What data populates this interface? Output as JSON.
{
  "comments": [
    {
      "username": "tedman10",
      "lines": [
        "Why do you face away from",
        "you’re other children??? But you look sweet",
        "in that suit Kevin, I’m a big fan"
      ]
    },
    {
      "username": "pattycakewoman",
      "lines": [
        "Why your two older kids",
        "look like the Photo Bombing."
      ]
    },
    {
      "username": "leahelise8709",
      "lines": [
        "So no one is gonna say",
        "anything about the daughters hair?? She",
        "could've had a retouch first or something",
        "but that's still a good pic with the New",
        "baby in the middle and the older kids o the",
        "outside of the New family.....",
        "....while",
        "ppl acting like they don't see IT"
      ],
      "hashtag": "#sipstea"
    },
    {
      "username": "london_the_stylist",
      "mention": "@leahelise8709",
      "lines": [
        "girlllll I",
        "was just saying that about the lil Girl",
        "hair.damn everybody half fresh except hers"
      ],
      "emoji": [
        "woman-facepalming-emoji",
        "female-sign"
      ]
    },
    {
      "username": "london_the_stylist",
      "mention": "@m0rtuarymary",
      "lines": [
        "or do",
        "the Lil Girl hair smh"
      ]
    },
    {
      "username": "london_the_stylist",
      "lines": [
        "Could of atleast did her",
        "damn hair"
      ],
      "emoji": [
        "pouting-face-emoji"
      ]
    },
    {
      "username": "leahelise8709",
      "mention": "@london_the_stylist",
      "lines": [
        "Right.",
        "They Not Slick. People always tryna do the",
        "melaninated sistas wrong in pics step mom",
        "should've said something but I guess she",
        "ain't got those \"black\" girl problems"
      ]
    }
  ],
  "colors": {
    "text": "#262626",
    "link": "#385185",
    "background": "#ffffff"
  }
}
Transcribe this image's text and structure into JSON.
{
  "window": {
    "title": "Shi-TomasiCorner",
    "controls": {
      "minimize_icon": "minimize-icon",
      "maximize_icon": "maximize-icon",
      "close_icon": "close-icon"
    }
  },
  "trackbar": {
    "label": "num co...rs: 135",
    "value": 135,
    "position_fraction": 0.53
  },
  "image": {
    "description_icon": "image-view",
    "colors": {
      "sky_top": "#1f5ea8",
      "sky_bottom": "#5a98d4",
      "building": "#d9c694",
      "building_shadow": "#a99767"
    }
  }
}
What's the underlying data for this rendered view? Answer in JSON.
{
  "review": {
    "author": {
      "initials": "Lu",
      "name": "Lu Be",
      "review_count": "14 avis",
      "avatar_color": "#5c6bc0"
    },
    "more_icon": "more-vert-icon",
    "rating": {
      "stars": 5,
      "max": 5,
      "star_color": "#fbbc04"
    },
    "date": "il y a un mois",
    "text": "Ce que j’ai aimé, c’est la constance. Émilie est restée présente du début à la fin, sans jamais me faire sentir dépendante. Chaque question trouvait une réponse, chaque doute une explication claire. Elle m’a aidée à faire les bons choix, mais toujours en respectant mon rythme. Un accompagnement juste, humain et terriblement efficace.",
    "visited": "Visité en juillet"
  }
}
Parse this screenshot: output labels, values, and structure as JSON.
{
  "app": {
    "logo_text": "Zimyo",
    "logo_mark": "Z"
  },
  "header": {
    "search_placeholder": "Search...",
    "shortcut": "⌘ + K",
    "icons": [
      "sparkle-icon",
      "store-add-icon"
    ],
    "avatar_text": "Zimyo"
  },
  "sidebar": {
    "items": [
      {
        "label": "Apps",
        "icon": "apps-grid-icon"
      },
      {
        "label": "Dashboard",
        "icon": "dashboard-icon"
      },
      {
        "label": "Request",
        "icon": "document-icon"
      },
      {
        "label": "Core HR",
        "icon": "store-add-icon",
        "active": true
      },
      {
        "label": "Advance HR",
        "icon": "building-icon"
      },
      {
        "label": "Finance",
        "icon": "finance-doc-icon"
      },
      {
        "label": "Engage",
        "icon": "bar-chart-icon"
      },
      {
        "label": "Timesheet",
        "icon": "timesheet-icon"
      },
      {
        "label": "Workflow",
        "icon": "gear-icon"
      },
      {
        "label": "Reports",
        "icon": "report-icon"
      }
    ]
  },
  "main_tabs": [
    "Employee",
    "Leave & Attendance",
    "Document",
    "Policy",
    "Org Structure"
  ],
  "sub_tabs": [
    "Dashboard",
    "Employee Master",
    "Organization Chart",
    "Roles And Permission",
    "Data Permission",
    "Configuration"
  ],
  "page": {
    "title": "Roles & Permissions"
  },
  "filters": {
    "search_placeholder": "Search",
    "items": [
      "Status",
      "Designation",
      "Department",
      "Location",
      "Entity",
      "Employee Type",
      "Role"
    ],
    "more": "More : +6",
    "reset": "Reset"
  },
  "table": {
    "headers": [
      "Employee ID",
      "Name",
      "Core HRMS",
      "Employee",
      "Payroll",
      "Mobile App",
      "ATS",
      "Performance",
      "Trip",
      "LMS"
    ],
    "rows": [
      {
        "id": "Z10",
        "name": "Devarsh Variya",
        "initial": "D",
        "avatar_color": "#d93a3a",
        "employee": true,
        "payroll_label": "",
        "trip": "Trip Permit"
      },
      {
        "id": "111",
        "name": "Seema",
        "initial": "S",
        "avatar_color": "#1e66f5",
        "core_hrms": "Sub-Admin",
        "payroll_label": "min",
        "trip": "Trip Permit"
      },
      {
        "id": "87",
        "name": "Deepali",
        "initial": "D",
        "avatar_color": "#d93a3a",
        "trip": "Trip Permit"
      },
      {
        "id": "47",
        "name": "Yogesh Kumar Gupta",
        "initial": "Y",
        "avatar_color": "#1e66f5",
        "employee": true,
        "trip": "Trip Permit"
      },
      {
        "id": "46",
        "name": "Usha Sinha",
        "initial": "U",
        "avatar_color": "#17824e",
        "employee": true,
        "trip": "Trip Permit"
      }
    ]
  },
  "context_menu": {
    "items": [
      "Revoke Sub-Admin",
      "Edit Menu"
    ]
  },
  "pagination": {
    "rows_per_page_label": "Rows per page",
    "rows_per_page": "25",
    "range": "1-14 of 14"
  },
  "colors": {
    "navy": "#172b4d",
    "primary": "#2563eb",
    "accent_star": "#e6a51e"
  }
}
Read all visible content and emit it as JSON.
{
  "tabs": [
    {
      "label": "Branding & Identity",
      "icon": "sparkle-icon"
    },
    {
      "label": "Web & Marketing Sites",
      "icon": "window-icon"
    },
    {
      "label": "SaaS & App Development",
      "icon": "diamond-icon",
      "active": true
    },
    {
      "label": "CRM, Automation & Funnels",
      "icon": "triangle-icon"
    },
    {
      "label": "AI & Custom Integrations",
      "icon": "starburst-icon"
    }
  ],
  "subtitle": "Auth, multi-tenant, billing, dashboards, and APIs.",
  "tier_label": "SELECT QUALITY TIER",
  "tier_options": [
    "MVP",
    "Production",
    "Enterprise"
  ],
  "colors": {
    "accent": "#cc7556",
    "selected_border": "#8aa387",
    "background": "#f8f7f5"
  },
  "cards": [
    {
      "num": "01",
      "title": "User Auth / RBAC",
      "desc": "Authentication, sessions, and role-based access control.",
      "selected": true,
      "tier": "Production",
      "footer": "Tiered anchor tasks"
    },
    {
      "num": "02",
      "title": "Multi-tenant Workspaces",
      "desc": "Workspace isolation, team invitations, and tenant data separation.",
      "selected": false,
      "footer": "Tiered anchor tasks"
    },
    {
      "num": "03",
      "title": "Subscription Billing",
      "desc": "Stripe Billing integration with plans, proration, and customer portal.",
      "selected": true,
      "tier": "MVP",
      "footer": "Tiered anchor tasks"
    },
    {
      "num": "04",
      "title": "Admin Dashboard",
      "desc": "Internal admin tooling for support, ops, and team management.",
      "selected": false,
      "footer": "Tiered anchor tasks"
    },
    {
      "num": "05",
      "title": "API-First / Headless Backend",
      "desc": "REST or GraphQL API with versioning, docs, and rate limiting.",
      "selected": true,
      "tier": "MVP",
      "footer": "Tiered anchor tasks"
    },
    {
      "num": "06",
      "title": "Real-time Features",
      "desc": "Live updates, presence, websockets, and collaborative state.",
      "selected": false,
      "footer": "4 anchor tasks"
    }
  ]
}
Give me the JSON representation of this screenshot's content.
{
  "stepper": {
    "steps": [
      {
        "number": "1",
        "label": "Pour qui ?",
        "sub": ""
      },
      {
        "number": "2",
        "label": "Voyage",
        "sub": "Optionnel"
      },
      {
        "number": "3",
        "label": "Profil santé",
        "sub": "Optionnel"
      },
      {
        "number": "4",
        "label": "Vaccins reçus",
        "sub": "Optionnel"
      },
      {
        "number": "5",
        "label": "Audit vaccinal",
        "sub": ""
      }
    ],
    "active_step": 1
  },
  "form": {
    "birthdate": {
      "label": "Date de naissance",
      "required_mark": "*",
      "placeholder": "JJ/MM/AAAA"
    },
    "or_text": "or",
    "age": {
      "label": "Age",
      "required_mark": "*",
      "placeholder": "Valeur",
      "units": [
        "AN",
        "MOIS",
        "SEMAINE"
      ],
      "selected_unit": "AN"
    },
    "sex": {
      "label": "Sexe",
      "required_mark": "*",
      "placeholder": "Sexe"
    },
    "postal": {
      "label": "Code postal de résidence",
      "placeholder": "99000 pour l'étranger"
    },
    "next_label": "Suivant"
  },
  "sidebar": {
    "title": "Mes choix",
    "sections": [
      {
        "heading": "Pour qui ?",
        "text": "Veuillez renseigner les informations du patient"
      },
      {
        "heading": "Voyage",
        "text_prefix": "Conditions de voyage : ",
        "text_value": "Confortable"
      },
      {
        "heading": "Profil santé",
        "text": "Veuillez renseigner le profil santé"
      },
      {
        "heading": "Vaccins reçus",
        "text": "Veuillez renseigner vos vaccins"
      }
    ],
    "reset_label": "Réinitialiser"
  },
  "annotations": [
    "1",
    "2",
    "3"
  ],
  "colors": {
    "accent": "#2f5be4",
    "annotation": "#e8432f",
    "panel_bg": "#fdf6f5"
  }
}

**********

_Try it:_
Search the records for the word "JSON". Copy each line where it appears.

_Completed task:_
What data populates this interface? Output as JSON.
Transcribe this image's text and structure into JSON.
What's the underlying data for this rendered view? Answer in JSON.
Parse this screenshot: output labels, values, and structure as JSON.
Read all visible content and emit it as JSON.
Give me the JSON representation of this screenshot's content.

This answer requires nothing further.